When you hear a Rasta say ‘seen’ it has a certain meaning. It means understood or understand. As a statement it means ‘ I understand’ or ‘I overstand’, ‘I agree with that’, ‘I see’. As a question it means, ‘do you understand?’ like, “This is the for real shit, seen?”
A ‘scene’ is much harder to describe. A scene is made up of people, places and times. People make up a scene. There are regulars, who aren’t always performers or promoters that make up the scene. They are the other people who are always there; the ones taking pictures, drinking, paying to get in, supporting the venue in a real way. They also just might be the guy, with the guy who does the thing; the promoter’s boy, the artitst’s “mans and them”. Who are they? Oh, that’s my mans and them. You always see them at the spot too. They also help make up the scene.

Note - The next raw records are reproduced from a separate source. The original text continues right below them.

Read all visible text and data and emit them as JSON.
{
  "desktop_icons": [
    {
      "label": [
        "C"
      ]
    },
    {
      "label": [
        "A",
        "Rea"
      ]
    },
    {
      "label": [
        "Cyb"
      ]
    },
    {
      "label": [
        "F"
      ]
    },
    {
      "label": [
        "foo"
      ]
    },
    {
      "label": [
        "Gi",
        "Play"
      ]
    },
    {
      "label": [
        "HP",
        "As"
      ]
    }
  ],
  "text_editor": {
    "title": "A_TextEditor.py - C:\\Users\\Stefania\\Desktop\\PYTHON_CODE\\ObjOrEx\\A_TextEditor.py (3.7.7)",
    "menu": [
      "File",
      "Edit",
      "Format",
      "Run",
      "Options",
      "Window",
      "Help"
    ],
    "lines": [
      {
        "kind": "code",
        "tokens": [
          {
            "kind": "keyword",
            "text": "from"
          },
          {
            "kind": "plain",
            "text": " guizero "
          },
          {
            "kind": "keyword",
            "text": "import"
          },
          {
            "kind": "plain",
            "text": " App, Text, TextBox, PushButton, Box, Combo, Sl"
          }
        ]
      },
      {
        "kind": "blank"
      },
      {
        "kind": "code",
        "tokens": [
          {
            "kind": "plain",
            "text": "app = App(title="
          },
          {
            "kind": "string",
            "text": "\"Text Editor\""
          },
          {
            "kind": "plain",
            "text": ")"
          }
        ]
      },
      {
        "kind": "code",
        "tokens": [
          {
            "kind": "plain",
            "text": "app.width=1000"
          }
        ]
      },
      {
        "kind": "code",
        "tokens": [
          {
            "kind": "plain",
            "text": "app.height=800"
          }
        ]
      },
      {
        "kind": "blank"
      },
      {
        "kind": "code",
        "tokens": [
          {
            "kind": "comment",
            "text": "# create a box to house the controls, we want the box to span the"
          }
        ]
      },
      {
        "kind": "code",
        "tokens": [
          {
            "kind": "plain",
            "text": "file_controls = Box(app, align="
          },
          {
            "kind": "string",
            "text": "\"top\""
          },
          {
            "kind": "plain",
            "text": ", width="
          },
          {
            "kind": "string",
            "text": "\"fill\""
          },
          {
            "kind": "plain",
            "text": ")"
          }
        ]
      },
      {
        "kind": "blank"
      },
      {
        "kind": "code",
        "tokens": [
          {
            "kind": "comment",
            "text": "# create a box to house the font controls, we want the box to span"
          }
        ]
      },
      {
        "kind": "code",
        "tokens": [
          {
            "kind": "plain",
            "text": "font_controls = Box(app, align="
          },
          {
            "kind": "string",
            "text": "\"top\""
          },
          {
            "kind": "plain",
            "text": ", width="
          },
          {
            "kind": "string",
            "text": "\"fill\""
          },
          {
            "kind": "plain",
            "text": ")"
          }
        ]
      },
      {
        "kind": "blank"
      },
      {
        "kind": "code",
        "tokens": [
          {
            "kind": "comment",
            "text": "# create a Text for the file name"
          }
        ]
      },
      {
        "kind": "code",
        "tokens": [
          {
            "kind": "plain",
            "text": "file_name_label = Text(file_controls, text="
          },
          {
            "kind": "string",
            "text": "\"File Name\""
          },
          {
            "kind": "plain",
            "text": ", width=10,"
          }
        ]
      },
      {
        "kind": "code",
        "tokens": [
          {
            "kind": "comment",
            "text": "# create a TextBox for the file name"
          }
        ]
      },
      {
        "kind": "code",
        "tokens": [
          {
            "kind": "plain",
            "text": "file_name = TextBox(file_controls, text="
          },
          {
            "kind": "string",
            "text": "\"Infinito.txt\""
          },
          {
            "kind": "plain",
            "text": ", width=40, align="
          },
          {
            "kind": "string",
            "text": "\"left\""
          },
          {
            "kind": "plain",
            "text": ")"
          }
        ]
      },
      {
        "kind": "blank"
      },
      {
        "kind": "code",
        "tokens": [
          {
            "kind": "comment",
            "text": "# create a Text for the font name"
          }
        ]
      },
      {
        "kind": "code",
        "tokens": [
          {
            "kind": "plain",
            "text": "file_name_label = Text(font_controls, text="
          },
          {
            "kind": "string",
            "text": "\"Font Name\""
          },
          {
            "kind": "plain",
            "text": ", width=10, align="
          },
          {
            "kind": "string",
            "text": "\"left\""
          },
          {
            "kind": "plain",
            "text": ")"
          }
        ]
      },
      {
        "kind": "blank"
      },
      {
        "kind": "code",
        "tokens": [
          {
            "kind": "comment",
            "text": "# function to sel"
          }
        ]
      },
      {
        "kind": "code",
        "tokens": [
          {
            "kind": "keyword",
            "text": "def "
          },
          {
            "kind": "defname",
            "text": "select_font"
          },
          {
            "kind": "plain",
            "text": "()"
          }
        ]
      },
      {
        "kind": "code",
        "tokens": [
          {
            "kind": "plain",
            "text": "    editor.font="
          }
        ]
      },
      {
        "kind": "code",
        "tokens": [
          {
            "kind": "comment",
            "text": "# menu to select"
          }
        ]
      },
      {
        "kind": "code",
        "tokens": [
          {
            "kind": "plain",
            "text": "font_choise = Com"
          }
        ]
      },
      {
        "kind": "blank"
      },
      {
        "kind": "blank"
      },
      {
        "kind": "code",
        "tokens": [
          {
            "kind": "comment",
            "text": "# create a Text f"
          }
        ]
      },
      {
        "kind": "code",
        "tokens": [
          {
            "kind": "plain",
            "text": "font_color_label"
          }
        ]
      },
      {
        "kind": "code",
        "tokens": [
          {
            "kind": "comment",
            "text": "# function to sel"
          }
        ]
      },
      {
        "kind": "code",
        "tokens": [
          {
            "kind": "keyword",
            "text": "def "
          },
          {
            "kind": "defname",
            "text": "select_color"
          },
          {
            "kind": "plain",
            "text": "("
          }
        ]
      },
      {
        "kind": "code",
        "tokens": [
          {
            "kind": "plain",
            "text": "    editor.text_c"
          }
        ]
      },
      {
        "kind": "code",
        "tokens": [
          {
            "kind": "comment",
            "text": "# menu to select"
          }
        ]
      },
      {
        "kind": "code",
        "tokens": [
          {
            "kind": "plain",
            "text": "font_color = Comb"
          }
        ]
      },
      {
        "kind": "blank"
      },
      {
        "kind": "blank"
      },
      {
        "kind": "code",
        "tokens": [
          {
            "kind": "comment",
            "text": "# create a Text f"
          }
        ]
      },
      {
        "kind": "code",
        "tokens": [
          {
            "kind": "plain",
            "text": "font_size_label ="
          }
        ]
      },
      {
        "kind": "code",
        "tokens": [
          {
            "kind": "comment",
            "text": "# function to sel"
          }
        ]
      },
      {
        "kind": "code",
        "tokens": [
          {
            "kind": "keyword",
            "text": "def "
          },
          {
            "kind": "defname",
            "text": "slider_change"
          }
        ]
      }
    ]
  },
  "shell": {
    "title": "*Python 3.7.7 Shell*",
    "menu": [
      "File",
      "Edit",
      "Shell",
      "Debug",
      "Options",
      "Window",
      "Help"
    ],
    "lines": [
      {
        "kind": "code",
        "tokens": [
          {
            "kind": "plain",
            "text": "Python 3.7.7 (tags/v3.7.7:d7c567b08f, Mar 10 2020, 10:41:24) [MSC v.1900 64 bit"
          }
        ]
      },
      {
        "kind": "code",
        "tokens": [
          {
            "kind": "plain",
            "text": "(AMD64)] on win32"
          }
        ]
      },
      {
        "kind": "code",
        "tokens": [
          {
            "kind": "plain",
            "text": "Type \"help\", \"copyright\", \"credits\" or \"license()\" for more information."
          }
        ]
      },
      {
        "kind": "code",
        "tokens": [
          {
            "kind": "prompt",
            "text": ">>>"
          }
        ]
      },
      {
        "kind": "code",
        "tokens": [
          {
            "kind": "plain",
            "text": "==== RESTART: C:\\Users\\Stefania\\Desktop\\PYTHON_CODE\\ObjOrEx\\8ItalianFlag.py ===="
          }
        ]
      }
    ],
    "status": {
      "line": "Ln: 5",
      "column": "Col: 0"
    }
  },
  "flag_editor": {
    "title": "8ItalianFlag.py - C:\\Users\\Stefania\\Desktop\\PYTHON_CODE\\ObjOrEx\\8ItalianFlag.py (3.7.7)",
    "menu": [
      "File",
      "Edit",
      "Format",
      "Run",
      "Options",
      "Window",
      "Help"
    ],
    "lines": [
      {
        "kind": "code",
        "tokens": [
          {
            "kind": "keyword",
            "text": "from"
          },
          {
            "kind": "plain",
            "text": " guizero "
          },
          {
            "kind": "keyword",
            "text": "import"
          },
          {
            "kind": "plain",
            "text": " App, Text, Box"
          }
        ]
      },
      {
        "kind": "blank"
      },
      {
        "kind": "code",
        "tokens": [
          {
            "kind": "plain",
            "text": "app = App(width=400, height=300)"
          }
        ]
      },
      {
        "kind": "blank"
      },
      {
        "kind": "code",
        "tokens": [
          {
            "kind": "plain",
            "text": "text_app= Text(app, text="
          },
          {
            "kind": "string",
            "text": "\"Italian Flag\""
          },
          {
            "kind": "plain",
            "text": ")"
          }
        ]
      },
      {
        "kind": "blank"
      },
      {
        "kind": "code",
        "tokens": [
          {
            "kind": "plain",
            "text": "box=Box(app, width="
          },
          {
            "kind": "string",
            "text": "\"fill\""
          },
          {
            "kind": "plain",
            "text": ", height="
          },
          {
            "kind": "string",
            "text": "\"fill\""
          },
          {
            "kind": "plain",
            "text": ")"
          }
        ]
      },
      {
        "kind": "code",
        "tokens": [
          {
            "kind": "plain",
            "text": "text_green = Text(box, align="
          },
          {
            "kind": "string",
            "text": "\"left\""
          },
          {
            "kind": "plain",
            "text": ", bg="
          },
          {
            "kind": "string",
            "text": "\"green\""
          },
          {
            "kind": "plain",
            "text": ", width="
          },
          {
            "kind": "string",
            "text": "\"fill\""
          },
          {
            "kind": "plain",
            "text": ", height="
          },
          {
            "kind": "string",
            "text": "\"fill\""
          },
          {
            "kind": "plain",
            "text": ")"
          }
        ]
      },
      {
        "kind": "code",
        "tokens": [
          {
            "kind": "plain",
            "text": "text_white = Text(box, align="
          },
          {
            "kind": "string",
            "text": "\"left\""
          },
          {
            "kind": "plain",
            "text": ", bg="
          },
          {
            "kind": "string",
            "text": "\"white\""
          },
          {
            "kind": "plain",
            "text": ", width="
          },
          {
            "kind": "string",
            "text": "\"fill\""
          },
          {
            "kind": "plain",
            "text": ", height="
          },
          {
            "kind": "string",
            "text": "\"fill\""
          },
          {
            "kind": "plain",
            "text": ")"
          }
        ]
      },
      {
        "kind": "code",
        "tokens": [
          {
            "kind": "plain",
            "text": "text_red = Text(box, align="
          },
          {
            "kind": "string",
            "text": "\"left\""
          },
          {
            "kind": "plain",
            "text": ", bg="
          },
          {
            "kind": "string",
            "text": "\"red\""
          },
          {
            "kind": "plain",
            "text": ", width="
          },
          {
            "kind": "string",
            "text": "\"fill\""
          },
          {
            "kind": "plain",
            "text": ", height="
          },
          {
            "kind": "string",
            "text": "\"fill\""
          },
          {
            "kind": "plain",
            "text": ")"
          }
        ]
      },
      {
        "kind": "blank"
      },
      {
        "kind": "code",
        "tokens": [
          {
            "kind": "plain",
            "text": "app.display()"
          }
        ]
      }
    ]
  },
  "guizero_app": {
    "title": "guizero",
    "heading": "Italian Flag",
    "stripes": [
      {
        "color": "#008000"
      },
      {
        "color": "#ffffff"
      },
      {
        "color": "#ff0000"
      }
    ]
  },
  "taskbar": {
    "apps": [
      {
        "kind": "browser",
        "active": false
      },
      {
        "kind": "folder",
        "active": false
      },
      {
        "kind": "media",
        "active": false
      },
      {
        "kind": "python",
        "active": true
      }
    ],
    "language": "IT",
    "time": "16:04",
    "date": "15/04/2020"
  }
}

Then there’s the places. On the underground, the name-brand spots are not the places. Everybody tries to be in those spots; rappers, rockers, singers… whoever. Those are the mainstream spots which sometimes showcase underground. The real spots are the ‘hole in the wall’ clubs, the places off the beaten path. These are spots which might not have been open for business just a few years earlier or might be closed down soon after the scene changes. Sometimes, the more out of the way or uniquely run-down the place is, the better you might enjoy it. No energy is wasted on esthetics. It’s all culture when you enter these kinds of spots.
Lastly, there’s a time factor involved. That’s how scenes change. Over time, they become something different. In the lifespan of a scene, you might have certain events that epitomize the era, ones that people in the scene remember. It’s not just one time, but over the course of 1 to 4 years a scene evolves and matures, then changes. As time goes by, only a memory and a bunch of disconnected pictures in different hands give you a clue to what happened there.
Shades of Hip Hop: Undaground Seen 2008, is a collection of material from the underground scene of New York and New Jersey in quick capture form. There are other spots and other people that weren’t included here. This is just one corner of the scene. Still, from this vantage point of the scene back then, it was very enlightening. It almost made you feel like Hip Hop would never die, that Hip Hop culture was thriving. Those were some good times…